What you will do: Scan the records below. Copy every line in which the word "Midtown" appears.

Information provided:
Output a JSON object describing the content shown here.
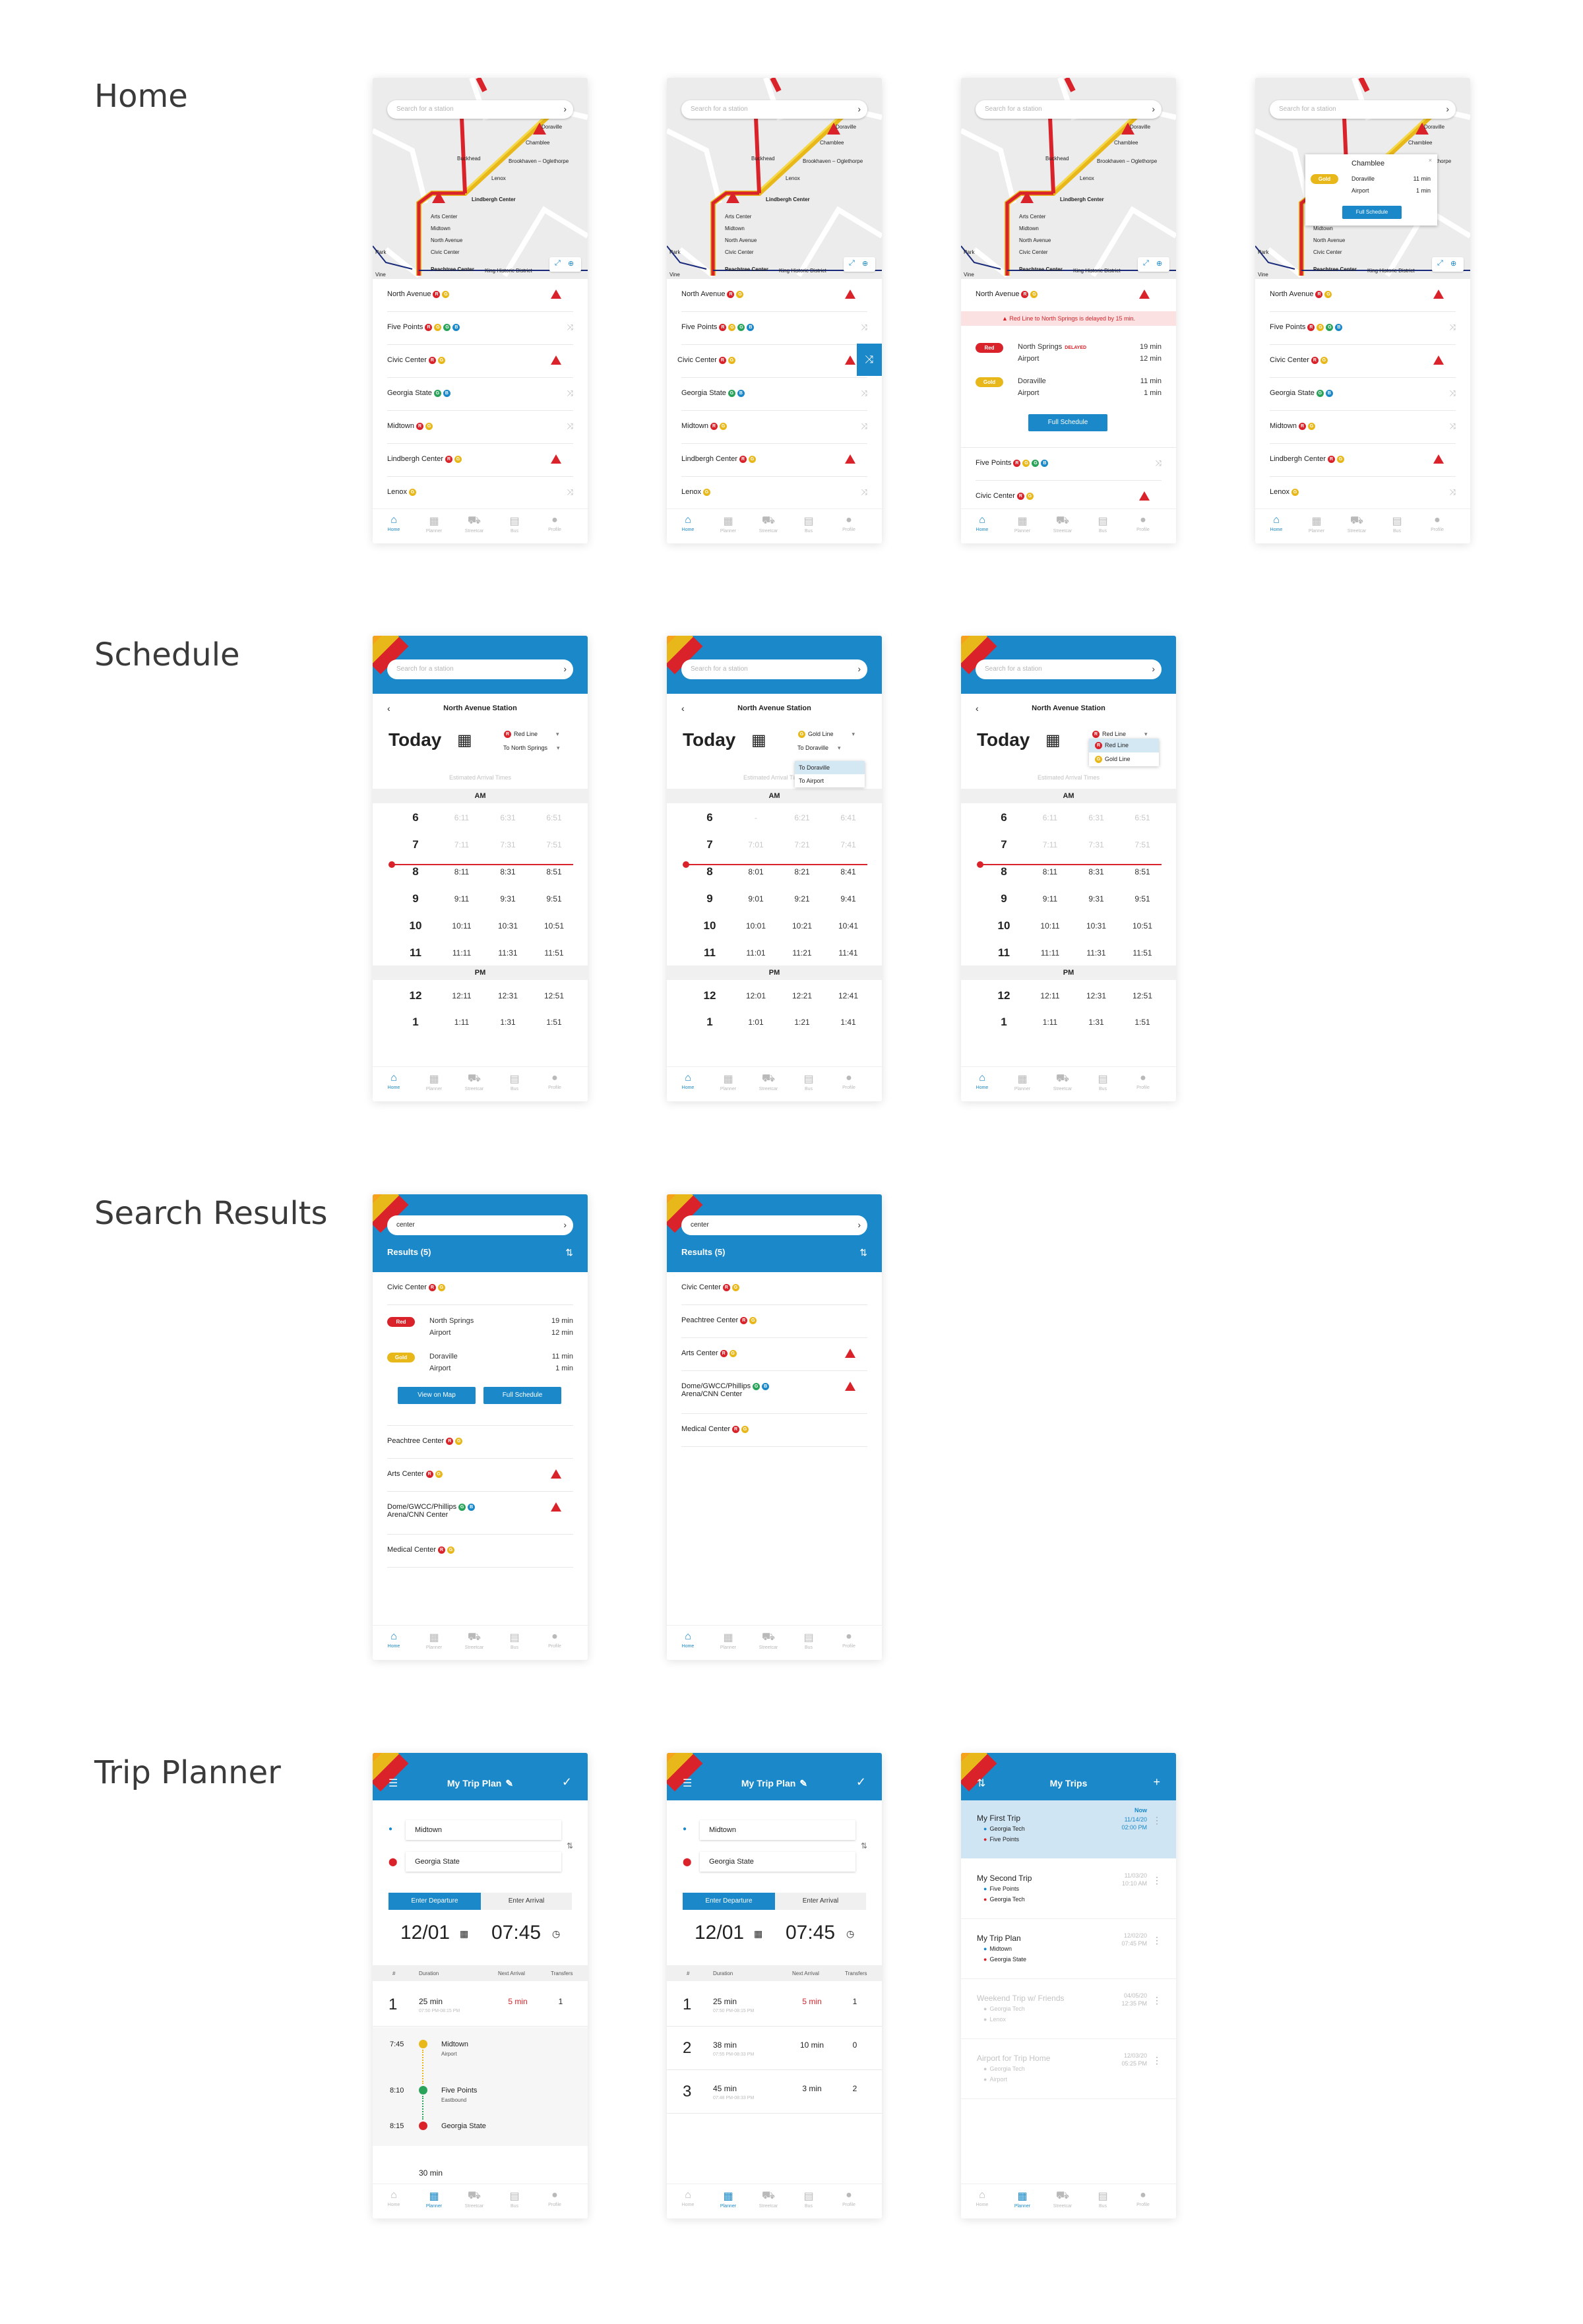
{
  "sections": {
    "home": "Home",
    "schedule": "Schedule",
    "search_results": "Search Results",
    "trip_planner": "Trip Planner"
  },
  "search_placeholder": "Search for a station",
  "tabs": [
    "Home",
    "Planner",
    "Streetcar",
    "Bus",
    "Profile"
  ],
  "map_labels": {
    "doraville": "Doraville",
    "chamblee": "Chamblee",
    "brookhaven": "Brookhaven – Oglethorpe",
    "buckhead": "Buckhead",
    "lenox": "Lenox",
    "lindbergh": "Lindbergh Center",
    "arts": "Arts Center",
    "midtown": "Midtown",
    "north_avenue": "North Avenue",
    "civic": "Civic Center",
    "peachtree": "Peachtree Center",
    "king": "King Historic District",
    "park": "Park",
    "vine": "Vine"
  },
  "stations": [
    {
      "name": "North Avenue",
      "lines": [
        "R",
        "G"
      ],
      "alert": true
    },
    {
      "name": "Five Points",
      "lines": [
        "R",
        "G",
        "N",
        "B"
      ],
      "alert": false
    },
    {
      "name": "Civic Center",
      "lines": [
        "R",
        "G"
      ],
      "alert": true
    },
    {
      "name": "Georgia State",
      "lines": [
        "N",
        "B"
      ],
      "alert": false
    },
    {
      "name": "Midtown",
      "lines": [
        "R",
        "G"
      ],
      "alert": false
    },
    {
      "name": "Lindbergh Center",
      "lines": [
        "R",
        "G"
      ],
      "alert": true
    },
    {
      "name": "Lenox",
      "lines": [
        "G"
      ],
      "alert": false
    }
  ],
  "detail": {
    "alert": "Red Line to North Springs is delayed by 15 min.",
    "red_label": "Red",
    "gold_label": "Gold",
    "red_dest_1": "North Springs",
    "delayed": "DELAYED",
    "red_dest_2": "Airport",
    "red_min_1": "19 min",
    "red_min_2": "12 min",
    "gold_dest_1": "Doraville",
    "gold_dest_2": "Airport",
    "gold_min_1": "11 min",
    "gold_min_2": "1 min",
    "full_schedule": "Full Schedule"
  },
  "popup": {
    "station": "Chamblee",
    "gold_label": "Gold",
    "dest_1": "Doraville",
    "dest_2": "Airport",
    "min_1": "11 min",
    "min_2": "1 min",
    "button": "Full Schedule"
  },
  "schedule": {
    "station": "North Avenue Station",
    "today": "Today",
    "estimated": "Estimated Arrival Times",
    "am": "AM",
    "pm": "PM",
    "red_line": "Red Line",
    "gold_line": "Gold Line",
    "to_north_springs": "To North Springs",
    "to_doraville": "To Doraville",
    "to_airport": "To Airport",
    "hours_am": [
      "6",
      "7",
      "8",
      "9",
      "10",
      "11"
    ],
    "times_red": [
      [
        "6:11",
        "6:31",
        "6:51"
      ],
      [
        "7:11",
        "7:31",
        "7:51"
      ],
      [
        "8:11",
        "8:31",
        "8:51"
      ],
      [
        "9:11",
        "9:31",
        "9:51"
      ],
      [
        "10:11",
        "10:31",
        "10:51"
      ],
      [
        "11:11",
        "11:31",
        "11:51"
      ]
    ],
    "times_gold": [
      [
        "-",
        "6:21",
        "6:41"
      ],
      [
        "7:01",
        "7:21",
        "7:41"
      ],
      [
        "8:01",
        "8:21",
        "8:41"
      ],
      [
        "9:01",
        "9:21",
        "9:41"
      ],
      [
        "10:01",
        "10:21",
        "10:41"
      ],
      [
        "11:01",
        "11:21",
        "11:41"
      ]
    ],
    "pm_row_red": [
      "12",
      "12:11",
      "12:31",
      "12:51"
    ],
    "pm_row_gold": [
      "12",
      "12:01",
      "12:21",
      "12:41"
    ],
    "pm_row2_red": [
      "1",
      "1:11",
      "1:31",
      "1:51"
    ],
    "pm_row2_gold": [
      "1",
      "1:01",
      "1:21",
      "1:41"
    ]
  },
  "search": {
    "query": "center",
    "results_label": "Results (5)",
    "view_on_map": "View on Map",
    "full_schedule": "Full Schedule",
    "results": [
      {
        "name": "Civic Center",
        "lines": [
          "R",
          "G"
        ],
        "alert": false
      },
      {
        "name": "Peachtree Center",
        "lines": [
          "R",
          "G"
        ],
        "alert": false
      },
      {
        "name": "Arts Center",
        "lines": [
          "R",
          "G"
        ],
        "alert": true
      },
      {
        "name": "Dome/GWCC/Phillips",
        "name2": "Arena/CNN Center",
        "lines": [
          "N",
          "B"
        ],
        "alert": true
      },
      {
        "name": "Medical Center",
        "lines": [
          "R",
          "G"
        ],
        "alert": false
      }
    ]
  },
  "trip": {
    "title": "My Trip Plan",
    "origin": "Midtown",
    "destination": "Georgia State",
    "enter_departure": "Enter Departure",
    "enter_arrival": "Enter Arrival",
    "date": "12/01",
    "time": "07:45",
    "col_num": "#",
    "col_duration": "Duration",
    "col_next": "Next Arrival",
    "col_transfers": "Transfers",
    "options": [
      {
        "n": "1",
        "dur": "25 min",
        "sub": "07:50 PM-08:15 PM",
        "next": "5 min",
        "transfers": "1"
      },
      {
        "n": "2",
        "dur": "38 min",
        "sub": "07:55 PM-08:33 PM",
        "next": "10 min",
        "transfers": "0"
      },
      {
        "n": "3",
        "dur": "45 min",
        "sub": "07:48 PM-08:33 PM",
        "next": "3 min",
        "transfers": "2"
      }
    ],
    "legs": [
      {
        "time": "7:45",
        "stop": "Midtown",
        "sub": "Airport"
      },
      {
        "time": "8:10",
        "stop": "Five Points",
        "sub": "Eastbound"
      },
      {
        "time": "8:15",
        "stop": "Georgia State",
        "sub": ""
      }
    ],
    "next_dur": "30 min"
  },
  "my_trips": {
    "title": "My Trips",
    "items": [
      {
        "name": "My First Trip",
        "a": "Georgia Tech",
        "b": "Five Points",
        "r1": "Now",
        "r2": "11/14/20",
        "r3": "02:00 PM",
        "faded": false
      },
      {
        "name": "My Second Trip",
        "a": "Five Points",
        "b": "Georgia Tech",
        "r1": "",
        "r2": "11/03/20",
        "r3": "10:10 AM",
        "faded": false
      },
      {
        "name": "My Trip Plan",
        "a": "Midtown",
        "b": "Georgia State",
        "r1": "",
        "r2": "12/02/20",
        "r3": "07:45 PM",
        "faded": false
      },
      {
        "name": "Weekend Trip w/ Friends",
        "a": "Georgia Tech",
        "b": "Lenox",
        "r1": "",
        "r2": "04/05/20",
        "r3": "12:35 PM",
        "faded": true
      },
      {
        "name": "Airport for Trip Home",
        "a": "Georgia Tech",
        "b": "Airport",
        "r1": "",
        "r2": "12/03/20",
        "r3": "05:25 PM",
        "faded": true
      }
    ]
  }
}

Task solution:
    "midtown": "Midtown",
      "name": "Midtown",
    "origin": "Midtown",
        "stop": "Midtown",
        "a": "Midtown",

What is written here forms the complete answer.